All through the time that Ted ran the company [Turner Broadcasting], that climate pervaded. We were all encouraged to be entrepreneurial. You’re not always going to bat 1.000. But if you look at the growth of that company, a lot of us had an awfully good batting average, being led by Ted as the visionary.
Q: You were the top executive of three pro franchises and an arena in Atlanta, all at the same time. How did you manage that?
A: I had absolutely great staffs. My personal technique is to be involved in as much as possible, but not micro-manage.
I delegate, but I don’t delegate blindly. I try to understand all of the details, but then let the people responsible know that because I understand what they’re doing, I have their back in whatever decision they make. Because I’ve been at this for so long, I understand the challenges that any of my department heads have or even any of my front line people — salesmen and people who work in the concession stands and parking lots.
Good people — and I’ve found that most people are good people if they get the proper guidance and support — can do a good job. If I have a problem in any department, the guy who works in that department will have a much better idea of how to fix it than I will.
Q: Would you please describe an interaction between Magic Johnson and the Dodger players that provided a teaching moment?
A: Magic truly understands the appeal that he has, and has done a great job of deploying it productively. I sit in his office and watch younger athletes from other sports make pilgrimages to his office to get his advice.
When Magic was a player he was always available for networking, for meeting people who were going to be helpful to him during his basketball career, but also after his career. He took advantage of every public appearance he could make and every community relations opportunity.
Recently, Magic decided to give every Dodger player two autographed Laker jerseys — one was personalized for that player and one was for that player to donate to the charity of his choice. So the guys came to work that day and these two jerseys are in each of their lockers. They’re just like little children, walking around with their Magic Johnson jerseys.
I said: “Guys, five minutes ago you were all running around like little children. Let me remind you that every time you give someone an autograph, that’s how they feel, too.
“Who’s been more successful after his career than Magic Johnson? This is how he did it — by being active in community relations, by being active with fans, by being active with sponsors. Take advantage of this opportunity. You should be asking us to help you do more in the community, because this is good for you.”

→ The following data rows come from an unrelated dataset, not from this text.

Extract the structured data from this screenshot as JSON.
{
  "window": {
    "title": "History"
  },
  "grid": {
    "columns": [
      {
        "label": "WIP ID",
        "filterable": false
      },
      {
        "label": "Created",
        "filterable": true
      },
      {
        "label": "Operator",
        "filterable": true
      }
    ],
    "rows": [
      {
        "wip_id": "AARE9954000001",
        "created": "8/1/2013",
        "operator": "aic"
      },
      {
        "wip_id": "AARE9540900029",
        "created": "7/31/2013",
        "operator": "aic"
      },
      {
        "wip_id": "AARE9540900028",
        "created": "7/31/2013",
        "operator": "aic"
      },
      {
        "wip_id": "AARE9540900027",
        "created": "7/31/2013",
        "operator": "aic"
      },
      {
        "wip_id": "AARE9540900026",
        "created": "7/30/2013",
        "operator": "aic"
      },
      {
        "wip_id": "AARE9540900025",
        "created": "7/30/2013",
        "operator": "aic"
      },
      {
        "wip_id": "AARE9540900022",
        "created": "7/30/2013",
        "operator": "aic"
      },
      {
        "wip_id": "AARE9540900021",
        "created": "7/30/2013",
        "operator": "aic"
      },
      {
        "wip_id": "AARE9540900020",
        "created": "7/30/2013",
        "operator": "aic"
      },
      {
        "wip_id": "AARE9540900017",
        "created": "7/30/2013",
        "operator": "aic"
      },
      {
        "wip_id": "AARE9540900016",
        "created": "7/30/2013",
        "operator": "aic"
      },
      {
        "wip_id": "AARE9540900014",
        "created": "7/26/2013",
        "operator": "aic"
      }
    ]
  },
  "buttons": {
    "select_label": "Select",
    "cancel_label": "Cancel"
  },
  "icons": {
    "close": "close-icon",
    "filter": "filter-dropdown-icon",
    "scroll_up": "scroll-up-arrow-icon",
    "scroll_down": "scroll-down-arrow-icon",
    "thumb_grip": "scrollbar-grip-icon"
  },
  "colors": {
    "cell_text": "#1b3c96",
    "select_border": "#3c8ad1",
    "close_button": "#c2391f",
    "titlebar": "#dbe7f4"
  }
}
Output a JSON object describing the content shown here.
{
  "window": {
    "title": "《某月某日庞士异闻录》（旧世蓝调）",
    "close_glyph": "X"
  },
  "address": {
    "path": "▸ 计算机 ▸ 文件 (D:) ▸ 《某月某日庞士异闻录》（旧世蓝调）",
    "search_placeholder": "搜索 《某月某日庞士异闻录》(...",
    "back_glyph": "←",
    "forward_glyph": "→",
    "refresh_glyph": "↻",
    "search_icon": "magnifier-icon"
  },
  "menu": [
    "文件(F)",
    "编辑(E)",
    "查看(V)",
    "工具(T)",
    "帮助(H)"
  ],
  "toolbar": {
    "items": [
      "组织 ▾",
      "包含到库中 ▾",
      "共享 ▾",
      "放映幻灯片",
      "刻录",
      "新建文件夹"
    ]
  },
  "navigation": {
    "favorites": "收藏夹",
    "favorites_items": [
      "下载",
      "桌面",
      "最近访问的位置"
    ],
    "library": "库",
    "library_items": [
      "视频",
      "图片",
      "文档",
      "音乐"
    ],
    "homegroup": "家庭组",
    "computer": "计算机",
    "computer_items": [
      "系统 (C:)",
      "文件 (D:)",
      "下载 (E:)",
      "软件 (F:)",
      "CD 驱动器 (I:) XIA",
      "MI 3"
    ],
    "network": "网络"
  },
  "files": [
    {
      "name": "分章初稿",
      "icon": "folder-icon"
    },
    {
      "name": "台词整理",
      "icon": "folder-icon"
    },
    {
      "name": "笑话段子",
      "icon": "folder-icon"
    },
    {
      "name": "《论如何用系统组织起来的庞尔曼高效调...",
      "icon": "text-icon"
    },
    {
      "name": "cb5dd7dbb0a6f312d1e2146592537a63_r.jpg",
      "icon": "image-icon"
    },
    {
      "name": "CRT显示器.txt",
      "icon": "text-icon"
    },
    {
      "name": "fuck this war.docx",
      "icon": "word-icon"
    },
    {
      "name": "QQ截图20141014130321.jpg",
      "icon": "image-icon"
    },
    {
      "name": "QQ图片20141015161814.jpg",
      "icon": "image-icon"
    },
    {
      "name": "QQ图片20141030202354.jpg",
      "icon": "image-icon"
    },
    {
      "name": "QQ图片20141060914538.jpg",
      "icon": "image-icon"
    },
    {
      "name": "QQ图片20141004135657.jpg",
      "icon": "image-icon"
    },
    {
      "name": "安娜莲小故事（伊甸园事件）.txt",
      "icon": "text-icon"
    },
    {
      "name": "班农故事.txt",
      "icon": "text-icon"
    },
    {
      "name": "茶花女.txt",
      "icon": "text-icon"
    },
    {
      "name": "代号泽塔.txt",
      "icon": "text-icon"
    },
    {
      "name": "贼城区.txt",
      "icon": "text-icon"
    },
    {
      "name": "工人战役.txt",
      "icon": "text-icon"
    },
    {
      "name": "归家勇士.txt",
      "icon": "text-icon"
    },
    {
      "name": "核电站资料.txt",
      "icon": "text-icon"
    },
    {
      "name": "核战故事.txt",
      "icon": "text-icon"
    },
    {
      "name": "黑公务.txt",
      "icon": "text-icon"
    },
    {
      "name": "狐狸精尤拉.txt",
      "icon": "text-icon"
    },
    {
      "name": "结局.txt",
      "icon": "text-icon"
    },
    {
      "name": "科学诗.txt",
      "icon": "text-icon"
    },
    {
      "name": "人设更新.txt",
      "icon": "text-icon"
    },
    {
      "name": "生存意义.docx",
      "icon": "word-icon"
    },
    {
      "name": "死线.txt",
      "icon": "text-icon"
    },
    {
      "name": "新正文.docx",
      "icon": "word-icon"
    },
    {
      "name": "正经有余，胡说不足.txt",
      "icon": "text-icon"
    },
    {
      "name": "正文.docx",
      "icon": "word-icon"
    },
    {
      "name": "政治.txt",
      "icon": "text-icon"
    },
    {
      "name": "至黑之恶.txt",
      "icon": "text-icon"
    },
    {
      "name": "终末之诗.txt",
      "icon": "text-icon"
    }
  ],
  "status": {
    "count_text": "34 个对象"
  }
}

Each week, Sunday Business Editor Henry Unger has a candid conversation, called “5 Questions for the Boss,” with a top executive in Georgia. Some remarks are edited for length and style.